Content starts

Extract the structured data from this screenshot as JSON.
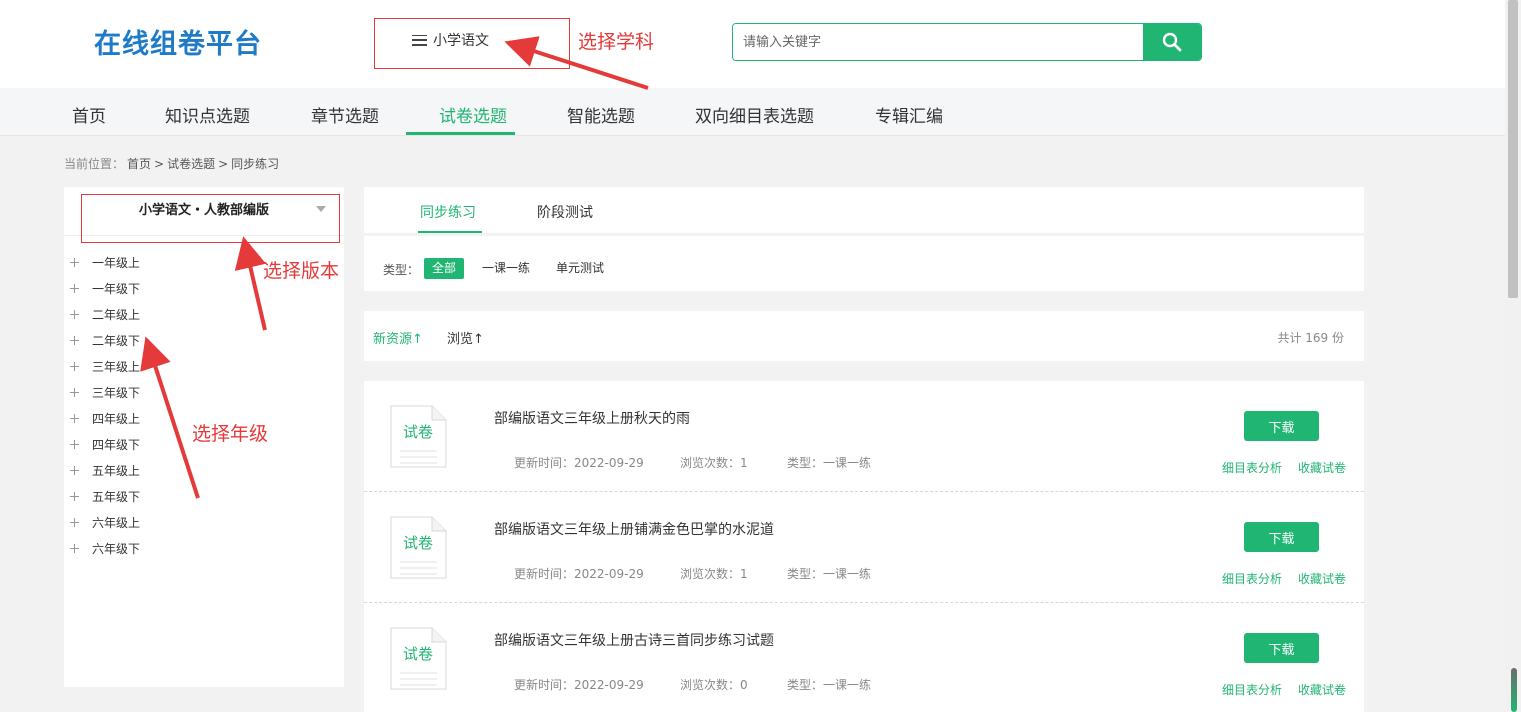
{
  "header": {
    "logo": "在线组卷平台",
    "subject_button": "小学语文",
    "search_placeholder": "请输入关键字"
  },
  "nav": {
    "items": [
      "首页",
      "知识点选题",
      "章节选题",
      "试卷选题",
      "智能选题",
      "双向细目表选题",
      "专辑汇编"
    ],
    "active": "试卷选题"
  },
  "breadcrumb": {
    "prefix": "当前位置：",
    "items": [
      "首页",
      ">",
      "试卷选题",
      ">",
      "同步练习"
    ]
  },
  "sidebar": {
    "edition": "小学语文・人教部编版",
    "grades": [
      "一年级上",
      "一年级下",
      "二年级上",
      "二年级下",
      "三年级上",
      "三年级下",
      "四年级上",
      "四年级下",
      "五年级上",
      "五年级下",
      "六年级上",
      "六年级下"
    ]
  },
  "tabs": [
    "同步练习",
    "阶段测试"
  ],
  "filter": {
    "label": "类型：",
    "options": [
      "全部",
      "一课一练",
      "单元测试"
    ]
  },
  "sort": {
    "options": [
      "新资源↑",
      "浏览↑"
    ],
    "total": "共计 169 份"
  },
  "papers": [
    {
      "icon_text": "试卷",
      "title": "部编版语文三年级上册秋天的雨",
      "updated": "更新时间：2022-09-29",
      "views": "浏览次数：1",
      "type": "类型：一课一练",
      "download": "下载",
      "analysis": "细目表分析",
      "favorite": "收藏试卷"
    },
    {
      "icon_text": "试卷",
      "title": "部编版语文三年级上册铺满金色巴掌的水泥道",
      "updated": "更新时间：2022-09-29",
      "views": "浏览次数：1",
      "type": "类型：一课一练",
      "download": "下载",
      "analysis": "细目表分析",
      "favorite": "收藏试卷"
    },
    {
      "icon_text": "试卷",
      "title": "部编版语文三年级上册古诗三首同步练习试题",
      "updated": "更新时间：2022-09-29",
      "views": "浏览次数：0",
      "type": "类型：一课一练",
      "download": "下载",
      "analysis": "细目表分析",
      "favorite": "收藏试卷"
    }
  ],
  "annotations": {
    "subject": "选择学科",
    "edition": "选择版本",
    "grade": "选择年级"
  },
  "colors": {
    "accent": "#21b573",
    "logo": "#1f7bc8",
    "annotation": "#e53a3a"
  }
}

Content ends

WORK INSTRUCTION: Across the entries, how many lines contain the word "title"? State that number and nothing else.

YOUR SOLUTION: 3